Botanical Name: Bletilla striata.
Other Common Names: Hardy orchid, Chinese ground orchid, urn orchid, hyacinth bletilla, Japanorchidee (German), mikadoblomst (Danish), shiran (Japanese), bai ji (Chinese).
Habitat: Bletilla grows wild in the southern and eastern parts of China, Japan, Hong Kong and on some Pacific islands.
The cultivation of the plant for use in herbal medicine takes place mostly in the Guizhou Province in China.
In Europe and the United States, it’s grown as an ornamental garden or a pot plant.
Plant Description: Bletilla striata is of the Orchidaceae family.
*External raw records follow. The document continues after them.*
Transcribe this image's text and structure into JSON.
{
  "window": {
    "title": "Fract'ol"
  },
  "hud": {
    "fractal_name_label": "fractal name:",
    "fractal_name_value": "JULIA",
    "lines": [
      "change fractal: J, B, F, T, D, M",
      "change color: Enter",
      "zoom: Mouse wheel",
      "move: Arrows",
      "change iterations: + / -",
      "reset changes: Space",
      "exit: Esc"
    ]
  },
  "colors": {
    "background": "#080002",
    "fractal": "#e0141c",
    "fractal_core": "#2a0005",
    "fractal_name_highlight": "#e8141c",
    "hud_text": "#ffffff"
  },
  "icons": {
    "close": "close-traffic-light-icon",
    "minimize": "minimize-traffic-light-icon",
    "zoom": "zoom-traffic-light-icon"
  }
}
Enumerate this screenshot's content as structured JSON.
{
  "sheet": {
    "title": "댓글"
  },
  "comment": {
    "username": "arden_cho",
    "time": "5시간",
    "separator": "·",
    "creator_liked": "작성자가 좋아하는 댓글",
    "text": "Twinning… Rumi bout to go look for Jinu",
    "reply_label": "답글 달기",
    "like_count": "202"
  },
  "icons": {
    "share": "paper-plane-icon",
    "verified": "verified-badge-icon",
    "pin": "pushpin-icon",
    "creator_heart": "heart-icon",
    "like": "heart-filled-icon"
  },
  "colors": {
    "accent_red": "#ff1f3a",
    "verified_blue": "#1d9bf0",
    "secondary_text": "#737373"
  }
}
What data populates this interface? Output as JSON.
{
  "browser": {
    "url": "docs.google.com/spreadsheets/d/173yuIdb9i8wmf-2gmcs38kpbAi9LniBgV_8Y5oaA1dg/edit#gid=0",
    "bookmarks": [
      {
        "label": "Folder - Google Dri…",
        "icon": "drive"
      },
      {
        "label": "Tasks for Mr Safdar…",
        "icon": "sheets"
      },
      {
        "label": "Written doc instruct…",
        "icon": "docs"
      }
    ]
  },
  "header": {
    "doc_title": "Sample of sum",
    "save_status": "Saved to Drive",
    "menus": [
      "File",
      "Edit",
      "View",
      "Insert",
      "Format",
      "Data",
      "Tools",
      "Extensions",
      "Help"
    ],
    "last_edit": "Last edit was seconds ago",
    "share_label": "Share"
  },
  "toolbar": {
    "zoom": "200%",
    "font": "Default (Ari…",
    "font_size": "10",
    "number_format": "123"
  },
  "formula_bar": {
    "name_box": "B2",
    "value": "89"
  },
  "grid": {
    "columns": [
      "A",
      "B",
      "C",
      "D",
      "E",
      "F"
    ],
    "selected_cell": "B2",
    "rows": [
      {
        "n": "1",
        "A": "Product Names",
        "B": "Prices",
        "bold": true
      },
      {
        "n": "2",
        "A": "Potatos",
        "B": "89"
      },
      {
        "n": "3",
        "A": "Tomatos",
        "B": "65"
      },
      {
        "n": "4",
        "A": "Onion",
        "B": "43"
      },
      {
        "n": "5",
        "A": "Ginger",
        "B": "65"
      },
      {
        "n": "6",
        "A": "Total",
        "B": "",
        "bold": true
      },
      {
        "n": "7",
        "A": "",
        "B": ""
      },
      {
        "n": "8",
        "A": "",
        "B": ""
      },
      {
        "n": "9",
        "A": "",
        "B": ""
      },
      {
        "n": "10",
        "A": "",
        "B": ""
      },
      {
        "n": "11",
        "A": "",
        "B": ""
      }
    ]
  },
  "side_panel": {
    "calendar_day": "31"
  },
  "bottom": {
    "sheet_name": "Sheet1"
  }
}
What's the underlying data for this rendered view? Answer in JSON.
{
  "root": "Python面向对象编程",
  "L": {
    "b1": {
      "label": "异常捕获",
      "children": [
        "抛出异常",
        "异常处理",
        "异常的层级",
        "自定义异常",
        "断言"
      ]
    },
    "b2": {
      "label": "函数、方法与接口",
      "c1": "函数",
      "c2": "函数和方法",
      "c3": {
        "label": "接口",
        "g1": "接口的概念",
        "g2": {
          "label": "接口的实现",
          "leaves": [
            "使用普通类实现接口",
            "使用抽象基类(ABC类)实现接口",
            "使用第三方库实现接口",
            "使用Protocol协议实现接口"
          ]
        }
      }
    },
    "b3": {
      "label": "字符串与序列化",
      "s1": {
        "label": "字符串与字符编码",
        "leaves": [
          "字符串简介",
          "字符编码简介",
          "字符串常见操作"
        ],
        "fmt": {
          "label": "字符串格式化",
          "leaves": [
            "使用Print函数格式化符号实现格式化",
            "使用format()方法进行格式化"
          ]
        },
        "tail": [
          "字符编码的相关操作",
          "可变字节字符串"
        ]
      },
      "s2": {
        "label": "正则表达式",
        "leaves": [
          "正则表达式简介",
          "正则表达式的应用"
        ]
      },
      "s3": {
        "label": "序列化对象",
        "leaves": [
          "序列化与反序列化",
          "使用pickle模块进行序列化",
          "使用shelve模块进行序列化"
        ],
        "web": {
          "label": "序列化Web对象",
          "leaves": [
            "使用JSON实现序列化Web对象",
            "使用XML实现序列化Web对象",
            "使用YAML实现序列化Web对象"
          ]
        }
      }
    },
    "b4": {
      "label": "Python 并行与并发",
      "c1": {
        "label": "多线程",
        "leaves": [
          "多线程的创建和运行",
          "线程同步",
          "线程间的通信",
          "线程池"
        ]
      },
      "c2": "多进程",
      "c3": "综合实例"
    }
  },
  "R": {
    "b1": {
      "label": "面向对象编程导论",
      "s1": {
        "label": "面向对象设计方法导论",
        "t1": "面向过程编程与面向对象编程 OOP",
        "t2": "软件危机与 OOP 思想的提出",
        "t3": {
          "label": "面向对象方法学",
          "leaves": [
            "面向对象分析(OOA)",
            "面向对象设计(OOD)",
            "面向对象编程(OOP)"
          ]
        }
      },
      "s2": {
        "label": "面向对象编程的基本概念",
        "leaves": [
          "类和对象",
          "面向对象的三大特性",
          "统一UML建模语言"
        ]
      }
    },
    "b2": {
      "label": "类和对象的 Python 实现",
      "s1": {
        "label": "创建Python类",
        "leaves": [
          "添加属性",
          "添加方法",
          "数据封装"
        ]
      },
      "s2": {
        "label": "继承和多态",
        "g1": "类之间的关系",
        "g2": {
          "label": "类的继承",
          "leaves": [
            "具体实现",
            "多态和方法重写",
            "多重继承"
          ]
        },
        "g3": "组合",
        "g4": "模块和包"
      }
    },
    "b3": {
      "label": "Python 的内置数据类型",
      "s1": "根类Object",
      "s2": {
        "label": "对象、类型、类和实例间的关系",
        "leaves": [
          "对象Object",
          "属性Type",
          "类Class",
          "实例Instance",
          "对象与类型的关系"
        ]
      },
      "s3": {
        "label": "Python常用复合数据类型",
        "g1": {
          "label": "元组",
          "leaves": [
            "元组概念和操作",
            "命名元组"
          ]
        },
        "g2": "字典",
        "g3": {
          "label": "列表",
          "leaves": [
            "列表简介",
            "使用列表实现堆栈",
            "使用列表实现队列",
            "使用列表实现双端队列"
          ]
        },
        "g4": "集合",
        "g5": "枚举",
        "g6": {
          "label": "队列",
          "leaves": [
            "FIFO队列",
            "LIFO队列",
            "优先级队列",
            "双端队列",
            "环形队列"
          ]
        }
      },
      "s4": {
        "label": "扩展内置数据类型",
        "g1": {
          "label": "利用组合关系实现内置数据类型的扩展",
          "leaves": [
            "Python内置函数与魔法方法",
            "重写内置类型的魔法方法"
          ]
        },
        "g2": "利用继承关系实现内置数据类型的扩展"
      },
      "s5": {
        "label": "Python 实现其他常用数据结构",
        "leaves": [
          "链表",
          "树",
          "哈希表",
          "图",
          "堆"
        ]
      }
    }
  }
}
The genus “Bletilla” contains nine or 10 species of orchids that are named after the Spanish botanist Don Louis Blet. The rhizome produces lanceolate, folded leaves that are light green.
From the center of each mound rises a curving flower stalk that is 25 cm long or more and extends over the leaves. Six to 12 purple to pink flowers, around 3 to 5 cm in diameter, emerge from April to June, depending on the climate. When the plants are grown indoors in pots, they can also bloom in midwinter.
Plant Parts Used:: The rhizomes (tubers) are used in herbal medicine. The small roots and root bark are removed, and the rhizomes are washed and dried in the sun before they’re cut, sliced or ground into a fine powder.
Therapeutic Uses, Benefits and Claims of Bletilla
The main substances found in the plant are gelatin, essential oil, stilbenoids, blespirol, and phenanthrene glucosides.
In Western herbal medicine, the rhizome (root) is known for its astringent, expectorant and emollient (due to the high mucus content of the plant) properties and it has been used to treat indigestion, dysentery and fever.
The herb is rarely used in Western herbal medicine.
Very few people who grow this plant for ornamental reasons are aware of its value as a medicinal herb and its importance in Chinese herbal medicine.
Bletilla is classified as a bitter, slightly cool and slightly sweet herb. When consumed, it is bitter at first but gets sweeter when it is chewed on for a while.
It is an important wound-healing herb in traditional Chinese herbal medicine and it was first described in Chinese medical literature in about 500 A.D. The herb was used to reduce swelling, promote the formation of tissue and stop bleeding.
It’s also used to treat hemoptysis (coughing up blood from the respiratory tract) and stop bleeding due to stomach ulcers.
Furthermore, it is used as a hemostatic agent for bleeding from the urinary tract, rectal bleeding, epistaxis (nose bleed) and some traumatic bleeding.
Powder made from the root (rhizome) is used externally as an herbal treatment for boils, swelling, acne sores and dry cracked hands and feet.
It is also used to treat burns and chilblains, a foot condition.
Preliminary research has indicated that the rhizomes of bletilla have some inhibitory effect on Mycobacterium tuberculosis and that the herb can be used as a treatment of pulmonary tuberculosis (TB).
In one study the powdered root was given to 60 chronic tuberculosis patients who had failed standard therapy. After taking the herb for three months, 42 patients were reported clinically healthy, 13 showed significant improvement while two showed no change.
Similar results have been found in other studies. Supporting Reference: Clinical Gerontology Unit, University of Cambridge School of Medicine, Addenbrooke’s Hospital, Cambridge, United Kingdom.
Dosage and Administration
To stop bleeding in the stomach or intestines, take 6 g of the powdered root three times daily.
To treat hemoptysis or bleeding from the rectum, bletilla can be used in a combination with great burnet (Sanguisorba officinalis) and hairy agrimony (Agrimonia pilosa).
Those two herbs have also been used in Western herbal medicine to stop bleeding. Powder from the three herbs are mixed together and made into a paste for consumption.
Possible Side Effects and Interactions of Bletilla
The bletilla root should not be used with any preparations that include plant species of the genus Aconitum.
Also, the herb should not be applied for chronic lung inflammation.
If the herb is used in large doses for a long period of time, it is toxic.
Use the herb only in consultation with a therapist or a trained herbalist who has experience and knowledge on Chinese herbal medicine.
Other Resources on Bletilla
Bown Deni. Encyclopaedia of Herbs and Their Uses. London. Dorling Kindersley, 1995.
Yeung, HC. Handbook of Chinese Herbs and Formulas. Los Angeles. Institute of Chinese Medicine, 1985.
Wu, Jing-Nuan: An Illustrated Chinese Materia Medica. New York- Oxford University Press 2005.
Tierra, Michael: The Way of Chinese Herbs. New York, Pocket Books 1998.
Foster, Steven & Yue Chongxi: Herbal Emissaries. Bringing Chinese Herbs to the West. Rochester, Vermont. Healing Arts Press 1992.
Bown, Deni: The Royal Horticultural Society New Encyclopedia of Herbs & Their Uses. London. Dorling Kindersley 2002.